TASK MATERIAL:
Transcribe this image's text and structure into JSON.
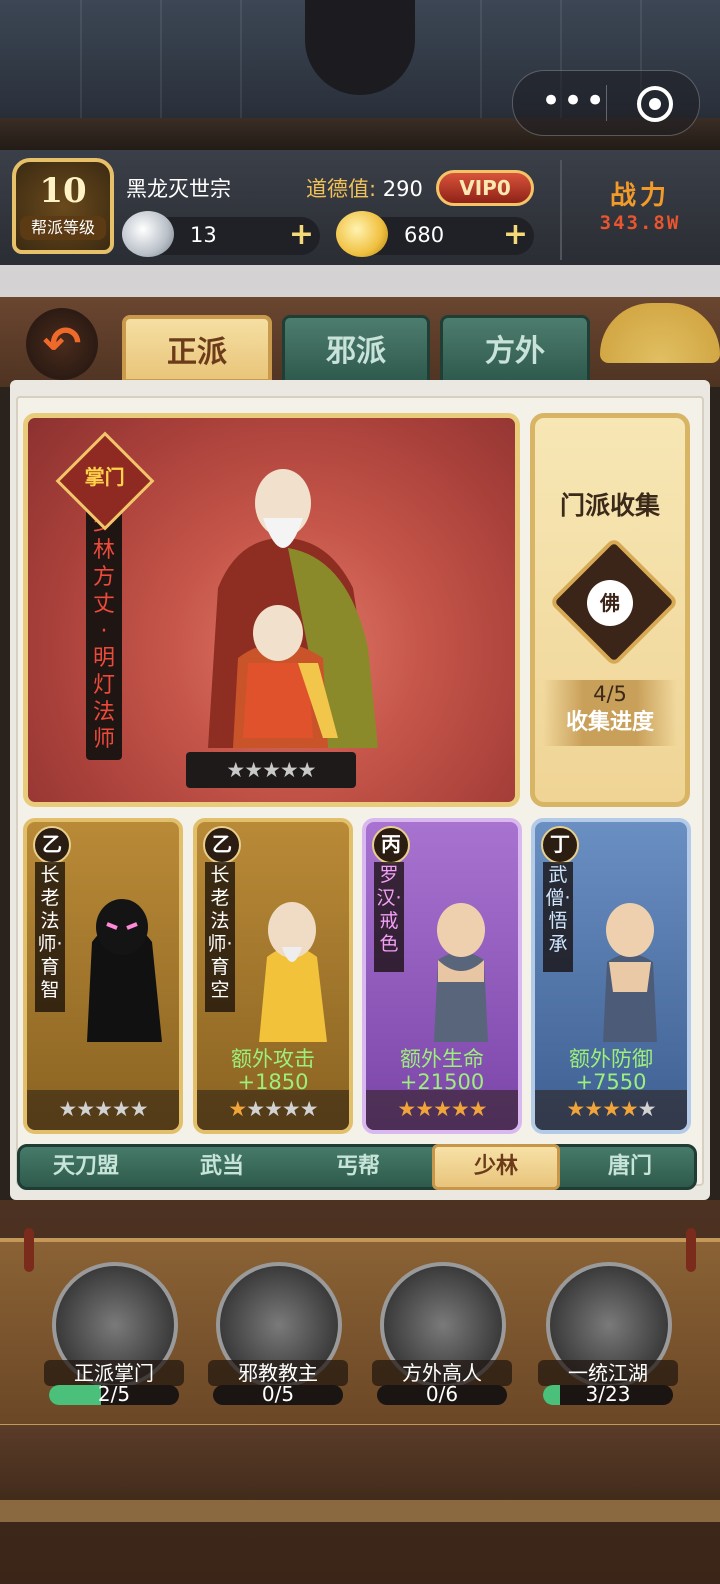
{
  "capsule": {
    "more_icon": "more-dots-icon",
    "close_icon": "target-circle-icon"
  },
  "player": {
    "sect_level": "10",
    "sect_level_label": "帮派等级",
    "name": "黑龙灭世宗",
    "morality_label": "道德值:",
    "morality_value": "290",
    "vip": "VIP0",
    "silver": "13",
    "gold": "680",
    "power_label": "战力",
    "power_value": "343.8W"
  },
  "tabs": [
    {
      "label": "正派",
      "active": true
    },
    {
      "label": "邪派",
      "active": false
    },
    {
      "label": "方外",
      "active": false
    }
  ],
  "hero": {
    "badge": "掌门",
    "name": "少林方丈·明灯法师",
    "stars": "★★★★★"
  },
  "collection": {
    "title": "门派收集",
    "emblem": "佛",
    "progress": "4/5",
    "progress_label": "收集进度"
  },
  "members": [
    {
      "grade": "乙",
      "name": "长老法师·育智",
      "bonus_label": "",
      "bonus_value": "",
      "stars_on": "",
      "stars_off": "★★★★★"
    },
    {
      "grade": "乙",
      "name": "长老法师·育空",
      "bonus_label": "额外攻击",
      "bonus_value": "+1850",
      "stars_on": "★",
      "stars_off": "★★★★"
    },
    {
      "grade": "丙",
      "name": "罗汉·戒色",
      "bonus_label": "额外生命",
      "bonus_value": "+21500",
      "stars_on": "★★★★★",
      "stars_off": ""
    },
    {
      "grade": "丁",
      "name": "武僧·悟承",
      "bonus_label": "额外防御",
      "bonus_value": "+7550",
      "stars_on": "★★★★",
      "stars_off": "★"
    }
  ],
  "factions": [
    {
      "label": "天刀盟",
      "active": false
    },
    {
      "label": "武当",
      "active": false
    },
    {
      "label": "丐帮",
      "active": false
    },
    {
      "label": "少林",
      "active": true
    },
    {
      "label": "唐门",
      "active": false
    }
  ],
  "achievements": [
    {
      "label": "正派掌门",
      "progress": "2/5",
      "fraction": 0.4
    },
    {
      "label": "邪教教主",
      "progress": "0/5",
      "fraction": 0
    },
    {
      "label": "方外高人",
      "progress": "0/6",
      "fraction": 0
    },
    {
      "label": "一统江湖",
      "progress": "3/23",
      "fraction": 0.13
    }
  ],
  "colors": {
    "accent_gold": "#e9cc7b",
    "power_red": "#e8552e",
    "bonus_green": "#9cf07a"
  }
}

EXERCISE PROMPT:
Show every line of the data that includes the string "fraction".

SOLUTION TO THIS TASK:
      "fraction": 0.4
      "fraction": 0
      "fraction": 0
      "fraction": 0.13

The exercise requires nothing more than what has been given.